    I hate to be pessimistic but given that we're in such a hole with a dismal outlook for recovery, I find it hard to be optimistic about the US economy. (Twenty years or more for the real estate sector, long term high unemployment numbers, high levels of household debt.)

    Although they will try, the Federal Government cannot tax it's way of the predicament.

    As a Congressman once told me, the Feds have assets which can be "sold off" to raise capital. But why bother when you can simply print it. Pay off your debt with inflated dollars and let someone else live with the consequences.

  4. Speaking of "writedowns" on debt:

    I think you have mentioned previously that nothing has been done about the underlying problem of underwater mortgages.

    Since the Mortgage Refi program seems to be a dud, perhaps what is needed, is a writedown on these bloated notes. Hit the reset button, so to speak.

  5. Tax cuts got the federal government into its predicament.

    Once again, I have to suggest that the Feds are not the ones who are income constrained. That is, they have an out and a good one in a deflationary situation.

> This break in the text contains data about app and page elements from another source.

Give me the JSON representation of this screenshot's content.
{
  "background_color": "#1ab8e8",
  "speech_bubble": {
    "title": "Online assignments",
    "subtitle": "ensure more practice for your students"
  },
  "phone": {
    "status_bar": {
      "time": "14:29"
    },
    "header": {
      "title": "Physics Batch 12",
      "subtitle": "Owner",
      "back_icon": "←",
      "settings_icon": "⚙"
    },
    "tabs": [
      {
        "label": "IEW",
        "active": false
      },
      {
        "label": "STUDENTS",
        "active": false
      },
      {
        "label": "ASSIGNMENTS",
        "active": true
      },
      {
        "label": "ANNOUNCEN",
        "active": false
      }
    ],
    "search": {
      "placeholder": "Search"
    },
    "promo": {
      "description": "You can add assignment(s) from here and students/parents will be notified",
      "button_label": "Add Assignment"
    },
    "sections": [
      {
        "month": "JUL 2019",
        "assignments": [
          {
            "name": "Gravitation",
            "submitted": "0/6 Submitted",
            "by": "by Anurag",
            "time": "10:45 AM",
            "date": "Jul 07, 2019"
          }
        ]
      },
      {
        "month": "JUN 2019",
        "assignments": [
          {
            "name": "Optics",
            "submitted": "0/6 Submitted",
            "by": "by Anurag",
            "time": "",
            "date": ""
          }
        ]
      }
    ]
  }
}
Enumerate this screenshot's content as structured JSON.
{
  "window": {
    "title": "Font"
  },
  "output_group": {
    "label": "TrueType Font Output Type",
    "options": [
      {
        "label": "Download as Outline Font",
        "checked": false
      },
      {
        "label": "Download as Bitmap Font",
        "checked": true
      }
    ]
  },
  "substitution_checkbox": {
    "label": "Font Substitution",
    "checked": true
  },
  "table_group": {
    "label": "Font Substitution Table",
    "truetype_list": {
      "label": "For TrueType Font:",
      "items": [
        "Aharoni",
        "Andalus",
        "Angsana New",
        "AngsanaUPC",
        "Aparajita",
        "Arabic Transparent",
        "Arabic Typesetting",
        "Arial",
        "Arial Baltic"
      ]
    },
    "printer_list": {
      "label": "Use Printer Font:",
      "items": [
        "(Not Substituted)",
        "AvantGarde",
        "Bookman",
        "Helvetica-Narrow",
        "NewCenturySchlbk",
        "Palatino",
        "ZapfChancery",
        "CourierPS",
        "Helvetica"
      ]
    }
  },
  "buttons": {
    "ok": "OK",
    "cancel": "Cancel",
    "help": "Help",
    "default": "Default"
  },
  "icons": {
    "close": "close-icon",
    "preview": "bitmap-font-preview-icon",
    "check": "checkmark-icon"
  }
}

    It is households who are losing jobs, losing wealth and facing big debt payments from mortgages and credit cards that are the root of the economic collapse. Followed closely by businesses who have bet on a consumer whose increases in spending were financed by debt and who now is in no position to spend. Consumer demand is finally broken.

    These two sectors, the private economy, are collapsing and taking down the government sector with it. States and localities are forced to cut back for lack of revenues reinforcing the downturn.

    Was any of this due to high taxes?

    Was any of it due to overconfidence in market forces?

    Do untaxed bonuses to Wall Street millionaires make things better? Can we tax financial transactions and slow down the casino without hurting the real economy?

    I have a hard time being optimistic about the U.S. economy, too. But I think there is a way out if we will take it. It involves destroying debt by writing it down and making creditors take a hit. It involves big new development of public goods, which will spur investment in productive, not speculative enterprises.

    Unfortunately it is achieved only by reversing the illusion that government is the problem. The kings of capitalism are the slaves of greed and they've taken the economy down with them.